Reviews

One of the articles in Business On A Small Planet (IC#41)
Originally published in Summer 1995 on page 57
Copyright (c)1995, 1997 by Context Institute

DOWNWARDLY MOBILE FOR CONSCIENCE SAKE
Dorothy N. Andersen, Editor
Tom Paine Institute Publishers, Tucson, AZ, 1993
204 pp., $10 + $2 shipping (paper).
To order, write: 467 River Rd. Eugene, OR 97404

This is an inspiring, thought-provoking, and conscience-prodding collection of 10 autobiographical sketches of people who have taken "voluntary simplicity" to levels previously beyond my imagining.

  • Example: Charles Gray, who writes about "The World Equity Budget or Living on about $142 per Month," the amount of money he estimates that each person would have if the world’s income were equally distributed.
  • Example: Ken and Peg Champney, who raised five children and two foster children while keeping their income below taxable level by giving away all their earnings above that amount.

Such lifestyles aren’t for everybody (and probably aren’t for me), but reading about them has definitely enlarged my sense of what’s possible – and, more to the point, of what it means to live a life consistent with one’s values.

– Jill Bamburg


AN INTRODUCTION TO ECOLOGICAL ECONOMICS; INVESTING IN NATURAL CAPITAL; and CONVERSATION FOR A SUSTAINABLE SOCIETY

Griesinger Films,
Gates Mills, OH, 1994,
3-video set, $69.95 (incl. shipping)

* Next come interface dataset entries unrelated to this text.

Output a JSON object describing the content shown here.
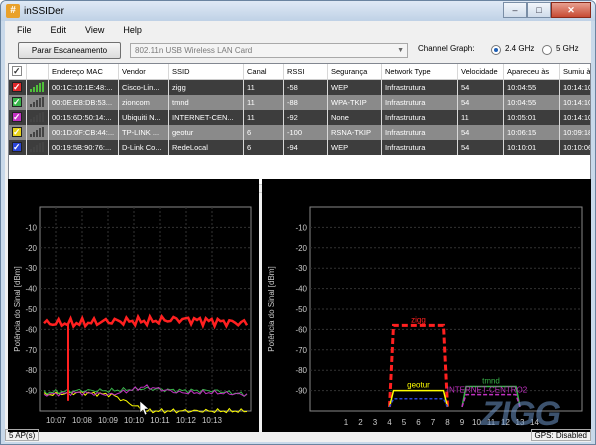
{
  "app": {
    "title": "inSSIDer",
    "icon": "app-hash-icon"
  },
  "window_buttons": {
    "minimize": "–",
    "maximize": "□",
    "close": "✕"
  },
  "menu": [
    "File",
    "Edit",
    "View",
    "Help"
  ],
  "toolbar": {
    "scan_button": "Parar Escaneamento",
    "adapter": "802.11n USB Wireless LAN Card",
    "channel_graph_label": "Channel Graph:",
    "band_24": "2.4 GHz",
    "band_5": "5 GHz",
    "selected_band": "2.4 GHz"
  },
  "table": {
    "columns": [
      "",
      "",
      "Endereço MAC",
      "Vendor",
      "SSID",
      "Canal",
      "RSSI",
      "Segurança",
      "Network Type",
      "Velocidade",
      "Apareceu às",
      "Sumiu às"
    ],
    "rows": [
      {
        "color": "#e0292b",
        "checked": "✓",
        "bars": "green",
        "mac": "00:1C:10:1E:48:...",
        "vendor": "Cisco-Lin...",
        "ssid": "zigg",
        "channel": "11",
        "rssi": "-58",
        "security": "WEP",
        "type": "Infrastrutura",
        "speed": "54",
        "first": "10:04:55",
        "last": "10:14:10",
        "style": "sel"
      },
      {
        "color": "#39b54a",
        "checked": "✓",
        "bars": "dark",
        "mac": "00:0E:E8:DB:53...",
        "vendor": "zioncom",
        "ssid": "tmnd",
        "channel": "11",
        "rssi": "-88",
        "security": "WPA-TKIP",
        "type": "Infrastrutura",
        "speed": "54",
        "first": "10:04:55",
        "last": "10:14:10",
        "style": "gray"
      },
      {
        "color": "#c232c2",
        "checked": "✓",
        "bars": "dark",
        "mac": "00:15:6D:50:14:...",
        "vendor": "Ubiquiti N...",
        "ssid": "INTERNET-CEN...",
        "channel": "11",
        "rssi": "-92",
        "security": "None",
        "type": "Infrastrutura",
        "speed": "11",
        "first": "10:05:01",
        "last": "10:14:10",
        "style": "sel"
      },
      {
        "color": "#e6d21a",
        "checked": "✓",
        "bars": "dark",
        "mac": "00:1D:0F:CB:44:...",
        "vendor": "TP-LINK ...",
        "ssid": "geotur",
        "channel": "6",
        "rssi": "-100",
        "security": "RSNA-TKIP",
        "type": "Infrastrutura",
        "speed": "54",
        "first": "10:06:15",
        "last": "10:09:18",
        "style": "gray"
      },
      {
        "color": "#2b45d6",
        "checked": "✓",
        "bars": "dark",
        "mac": "00:19:5B:90:76:...",
        "vendor": "D-Link Co...",
        "ssid": "RedeLocal",
        "channel": "6",
        "rssi": "-94",
        "security": "WEP",
        "type": "Infrastrutura",
        "speed": "54",
        "first": "10:10:01",
        "last": "10:10:06",
        "style": "sel"
      }
    ]
  },
  "time_chart": {
    "ylabel": "Potência do Sinal [dBm]",
    "yticks": [
      "-10",
      "-20",
      "-30",
      "-40",
      "-50",
      "-60",
      "-70",
      "-80",
      "-90"
    ],
    "xticks": [
      "10:07",
      "10:08",
      "10:09",
      "10:10",
      "10:11",
      "10:12",
      "10:13"
    ]
  },
  "channel_chart": {
    "ylabel": "Potência do Sinal [dBm]",
    "yticks": [
      "-10",
      "-20",
      "-30",
      "-40",
      "-50",
      "-60",
      "-70",
      "-80",
      "-90"
    ],
    "xticks": [
      "1",
      "2",
      "3",
      "4",
      "5",
      "6",
      "7",
      "8",
      "9",
      "10",
      "11",
      "12",
      "13",
      "14"
    ],
    "labels": [
      "zigg",
      "geotur",
      "tmnd",
      "INTERNET-CENTRO2"
    ]
  },
  "chart_data": [
    {
      "type": "line",
      "ylabel": "Potência do Sinal [dBm]",
      "ylim": [
        -100,
        0
      ],
      "x": [
        "10:07",
        "10:08",
        "10:09",
        "10:10",
        "10:11",
        "10:12",
        "10:13"
      ],
      "series": [
        {
          "name": "zigg",
          "color": "#ff2020",
          "values": [
            -57,
            -57,
            -56,
            -56,
            -55,
            -56,
            -57
          ]
        },
        {
          "name": "geotur",
          "color": "#ffff00",
          "values": [
            -92,
            -91,
            -92,
            -100,
            -100,
            -100,
            -100
          ]
        },
        {
          "name": "tmnd",
          "color": "#39b54a",
          "values": [
            -91,
            -90,
            -90,
            -89,
            -90,
            -90,
            -92
          ]
        },
        {
          "name": "INTERNET-CENTRO2",
          "color": "#c232c2",
          "values": [
            -92,
            -91,
            -92,
            -88,
            -91,
            -91,
            -92
          ]
        }
      ]
    },
    {
      "type": "line",
      "ylabel": "Potência do Sinal [dBm]",
      "ylim": [
        -100,
        0
      ],
      "x": [
        1,
        2,
        3,
        4,
        5,
        6,
        7,
        8,
        9,
        10,
        11,
        12,
        13,
        14
      ],
      "series": [
        {
          "name": "zigg",
          "channel": 6,
          "rssi": -58,
          "color": "#ff2020"
        },
        {
          "name": "geotur",
          "channel": 6,
          "rssi": -90,
          "color": "#ffff00"
        },
        {
          "name": "RedeLocal",
          "channel": 6,
          "rssi": -94,
          "color": "#2b45d6"
        },
        {
          "name": "tmnd",
          "channel": 11,
          "rssi": -88,
          "color": "#39b54a"
        },
        {
          "name": "INTERNET-CENTRO2",
          "channel": 11,
          "rssi": -92,
          "color": "#c232c2"
        }
      ]
    }
  ],
  "status": {
    "ap_count": "5 AP(s)",
    "gps": "GPS: Disabled"
  },
  "watermark": "ZIGG"
}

These three videos express well the fundamental concepts of sustainability in the language of economics. Well-known authors, scholars, and scientists capture the revolution in thinking that is reinventing economics.

– Diane Gilman


HOMEMADE MONEY: How to Save Energy and Dollars in Your Home

by Richard Heede and the staff of Rocky Mountain Institute

Brick House Publishing Company, Amherst, MA, 1995
258 pp., resource listings, $14.95 (paper)

This easy-to-use book leaves no excuse not to save money while acting more sustainably. Sprinkled with pithy and sometimes astounding quotes and facts, like: "All the televisions in the US, when turned to the ‘off’ position, use the equivalent in output of one Chernobyl-sized powerplant" – this practical guide provides the nitty-gritty details to help you dramatically reduce energy costs in your home.

-Kathryn True


A HIGHER STANDARD OF LEADERSHIP: Lessons from the Life of Gandhi

by Keshavan Nair

Berrett-Koehler Publishers
San Francisco, 1994
151 pp., $21.95 (hardback)

In today’s world, all too often characterized by leaders intent on power and wealth, Nair offers a pragmatic framework for leadership based on the concepts Gandhi exemplified:

  • Service is the purpose of leadership.
  • Moral principles must be the basis of goals decisions and stratagems.
  • A single standard of conduct needs to be employed in both public and private life.

Nair advances the essence of a true standard of leadership, one that begins with the moral and spiritual dimension. I found myself wiggling uncomfortably in my seat, for instance, as I understood more clearly the full consequences of nonviolence. It demands action; it is not just refraining from abusive, violent behavior. It requires work against all forms of exploitation – protecting the environment, assisting the less fortunate, putting an end to any form of discrimination.

This book can be a blueprint for the future leaders of the world.

– Gay-Wynn Cooper


DEMOCRACY IN SMALL GROUPS

by John Gastil

New Society Publishers,
Philadelphia, PA, 1993
213 pp., $14.95 (paper)

John Gastil defines and demystifyies democracy through examples and practices of what living democracy is, how to nurture it and allow it to flourish. This book is especially for those aspiring to organize, build, or restructure.

Gastil walks the reader through the evolution, challenges, pitfalls, and creative steps needed to bring democratic organizations to life.

– Ed Cooper


BRINGING THE WORLD ALIVE, A Bibliography of Nature Stories for Children

The Orion Society, 136 East 64th Street, NY, 1995
42 pp., $6 (paper)

This book is an annotated bibliography of 115 children’s books that present ecological information in ways that children can relate to and appreciate. There is a particular focus on books for younger children (ages 3-8) and on books that present optimistic visions for the future of people and the planet – a useful antidote to the daily news about the current generation of grownups.

-Jill Bamburg

Do NOT follow this link or you will be banned from the site!